** PROVIDED DATA follows **

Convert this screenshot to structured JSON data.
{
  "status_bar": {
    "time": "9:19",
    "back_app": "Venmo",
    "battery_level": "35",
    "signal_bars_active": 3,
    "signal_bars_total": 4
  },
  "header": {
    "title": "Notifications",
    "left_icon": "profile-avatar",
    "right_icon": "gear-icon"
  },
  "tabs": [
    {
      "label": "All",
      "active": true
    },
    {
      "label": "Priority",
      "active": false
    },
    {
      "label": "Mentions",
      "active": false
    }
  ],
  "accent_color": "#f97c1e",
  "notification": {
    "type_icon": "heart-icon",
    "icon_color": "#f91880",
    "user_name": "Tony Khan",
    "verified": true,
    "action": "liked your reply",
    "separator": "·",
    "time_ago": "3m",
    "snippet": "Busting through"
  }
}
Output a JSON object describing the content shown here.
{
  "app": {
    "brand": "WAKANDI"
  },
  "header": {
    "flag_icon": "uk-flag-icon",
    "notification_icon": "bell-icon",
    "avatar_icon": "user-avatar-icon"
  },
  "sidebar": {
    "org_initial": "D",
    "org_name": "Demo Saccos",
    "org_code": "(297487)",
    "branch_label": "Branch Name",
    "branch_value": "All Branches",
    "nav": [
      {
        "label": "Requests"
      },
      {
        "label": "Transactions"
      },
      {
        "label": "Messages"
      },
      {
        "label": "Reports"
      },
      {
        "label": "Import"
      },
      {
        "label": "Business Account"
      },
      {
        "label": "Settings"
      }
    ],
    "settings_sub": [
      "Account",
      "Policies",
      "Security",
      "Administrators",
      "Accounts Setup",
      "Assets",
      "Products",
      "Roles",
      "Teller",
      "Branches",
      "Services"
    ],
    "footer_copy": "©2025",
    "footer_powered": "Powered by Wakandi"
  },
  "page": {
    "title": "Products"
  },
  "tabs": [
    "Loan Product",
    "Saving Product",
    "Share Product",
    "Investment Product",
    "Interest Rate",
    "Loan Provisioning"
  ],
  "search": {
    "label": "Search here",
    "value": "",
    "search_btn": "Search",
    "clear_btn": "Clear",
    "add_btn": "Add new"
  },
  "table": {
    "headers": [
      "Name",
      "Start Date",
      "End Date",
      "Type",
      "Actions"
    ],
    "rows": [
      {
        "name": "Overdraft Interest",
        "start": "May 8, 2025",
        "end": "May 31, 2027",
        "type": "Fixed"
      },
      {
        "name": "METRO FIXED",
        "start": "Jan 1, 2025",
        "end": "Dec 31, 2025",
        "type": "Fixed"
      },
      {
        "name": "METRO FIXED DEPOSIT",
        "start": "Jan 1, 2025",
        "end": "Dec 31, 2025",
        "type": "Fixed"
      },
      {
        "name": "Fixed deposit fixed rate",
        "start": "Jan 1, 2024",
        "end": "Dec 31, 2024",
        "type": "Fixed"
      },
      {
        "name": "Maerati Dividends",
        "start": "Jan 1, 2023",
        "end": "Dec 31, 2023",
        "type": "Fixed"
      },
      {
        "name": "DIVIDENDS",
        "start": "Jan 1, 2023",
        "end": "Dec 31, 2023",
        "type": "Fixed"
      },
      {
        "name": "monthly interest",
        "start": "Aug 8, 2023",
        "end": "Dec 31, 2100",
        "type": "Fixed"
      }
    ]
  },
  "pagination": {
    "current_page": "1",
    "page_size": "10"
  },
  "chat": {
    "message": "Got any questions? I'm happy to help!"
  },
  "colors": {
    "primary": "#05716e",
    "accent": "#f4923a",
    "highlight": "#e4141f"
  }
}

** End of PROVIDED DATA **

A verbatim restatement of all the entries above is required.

Convert this screenshot to structured JSON data.
{
  "status_bar": {
    "time": "9:19",
    "back_app": "Venmo",
    "battery_level": "35",
    "signal_bars_active": 3,
    "signal_bars_total": 4
  },
  "header": {
    "title": "Notifications",
    "left_icon": "profile-avatar",
    "right_icon": "gear-icon"
  },
  "tabs": [
    {
      "label": "All",
      "active": true
    },
    {
      "label": "Priority",
      "active": false
    },
    {
      "label": "Mentions",
      "active": false
    }
  ],
  "accent_color": "#f97c1e",
  "notification": {
    "type_icon": "heart-icon",
    "icon_color": "#f91880",
    "user_name": "Tony Khan",
    "verified": true,
    "action": "liked your reply",
    "separator": "·",
    "time_ago": "3m",
    "snippet": "Busting through"
  }
}
Output a JSON object describing the content shown here.
{
  "app": {
    "brand": "WAKANDI"
  },
  "header": {
    "flag_icon": "uk-flag-icon",
    "notification_icon": "bell-icon",
    "avatar_icon": "user-avatar-icon"
  },
  "sidebar": {
    "org_initial": "D",
    "org_name": "Demo Saccos",
    "org_code": "(297487)",
    "branch_label": "Branch Name",
    "branch_value": "All Branches",
    "nav": [
      {
        "label": "Requests"
      },
      {
        "label": "Transactions"
      },
      {
        "label": "Messages"
      },
      {
        "label": "Reports"
      },
      {
        "label": "Import"
      },
      {
        "label": "Business Account"
      },
      {
        "label": "Settings"
      }
    ],
    "settings_sub": [
      "Account",
      "Policies",
      "Security",
      "Administrators",
      "Accounts Setup",
      "Assets",
      "Products",
      "Roles",
      "Teller",
      "Branches",
      "Services"
    ],
    "footer_copy": "©2025",
    "footer_powered": "Powered by Wakandi"
  },
  "page": {
    "title": "Products"
  },
  "tabs": [
    "Loan Product",
    "Saving Product",
    "Share Product",
    "Investment Product",
    "Interest Rate",
    "Loan Provisioning"
  ],
  "search": {
    "label": "Search here",
    "value": "",
    "search_btn": "Search",
    "clear_btn": "Clear",
    "add_btn": "Add new"
  },
  "table": {
    "headers": [
      "Name",
      "Start Date",
      "End Date",
      "Type",
      "Actions"
    ],
    "rows": [
      {
        "name": "Overdraft Interest",
        "start": "May 8, 2025",
        "end": "May 31, 2027",
        "type": "Fixed"
      },
      {
        "name": "METRO FIXED",
        "start": "Jan 1, 2025",
        "end": "Dec 31, 2025",
        "type": "Fixed"
      },
      {
        "name": "METRO FIXED DEPOSIT",
        "start": "Jan 1, 2025",
        "end": "Dec 31, 2025",
        "type": "Fixed"
      },
      {
        "name": "Fixed deposit fixed rate",
        "start": "Jan 1, 2024",
        "end": "Dec 31, 2024",
        "type": "Fixed"
      },
      {
        "name": "Maerati Dividends",
        "start": "Jan 1, 2023",
        "end": "Dec 31, 2023",
        "type": "Fixed"
      },
      {
        "name": "DIVIDENDS",
        "start": "Jan 1, 2023",
        "end": "Dec 31, 2023",
        "type": "Fixed"
      },
      {
        "name": "monthly interest",
        "start": "Aug 8, 2023",
        "end": "Dec 31, 2100",
        "type": "Fixed"
      }
    ]
  },
  "pagination": {
    "current_page": "1",
    "page_size": "10"
  },
  "chat": {
    "message": "Got any questions? I'm happy to help!"
  },
  "colors": {
    "primary": "#05716e",
    "accent": "#f4923a",
    "highlight": "#e4141f"
  }
}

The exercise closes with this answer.